TASK: The data below should be retyped exactly, with the pictures left out.

<<<<

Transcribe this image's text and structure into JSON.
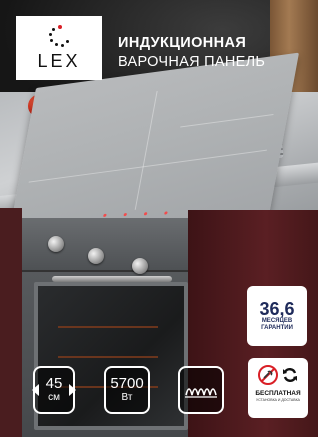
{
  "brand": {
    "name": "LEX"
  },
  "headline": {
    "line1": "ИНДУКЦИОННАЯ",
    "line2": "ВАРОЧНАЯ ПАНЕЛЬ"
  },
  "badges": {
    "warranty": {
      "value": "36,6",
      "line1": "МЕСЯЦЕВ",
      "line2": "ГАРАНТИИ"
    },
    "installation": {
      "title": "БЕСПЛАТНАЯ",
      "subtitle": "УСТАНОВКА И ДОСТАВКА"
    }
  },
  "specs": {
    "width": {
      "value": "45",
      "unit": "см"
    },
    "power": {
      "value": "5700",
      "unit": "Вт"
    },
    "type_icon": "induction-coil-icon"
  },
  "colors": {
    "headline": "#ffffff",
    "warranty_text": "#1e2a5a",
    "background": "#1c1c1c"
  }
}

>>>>

OUTPUT BELOW:
Transcribe this image's text and structure into JSON.
{
  "brand": {
    "name": "LEX"
  },
  "headline": {
    "line1": "ИНДУКЦИОННАЯ",
    "line2": "ВАРОЧНАЯ ПАНЕЛЬ"
  },
  "badges": {
    "warranty": {
      "value": "36,6",
      "line1": "МЕСЯЦЕВ",
      "line2": "ГАРАНТИИ"
    },
    "installation": {
      "title": "БЕСПЛАТНАЯ",
      "subtitle": "УСТАНОВКА И ДОСТАВКА"
    }
  },
  "specs": {
    "width": {
      "value": "45",
      "unit": "см"
    },
    "power": {
      "value": "5700",
      "unit": "Вт"
    },
    "type_icon": "induction-coil-icon"
  },
  "colors": {
    "headline": "#ffffff",
    "warranty_text": "#1e2a5a",
    "background": "#1c1c1c"
  }
}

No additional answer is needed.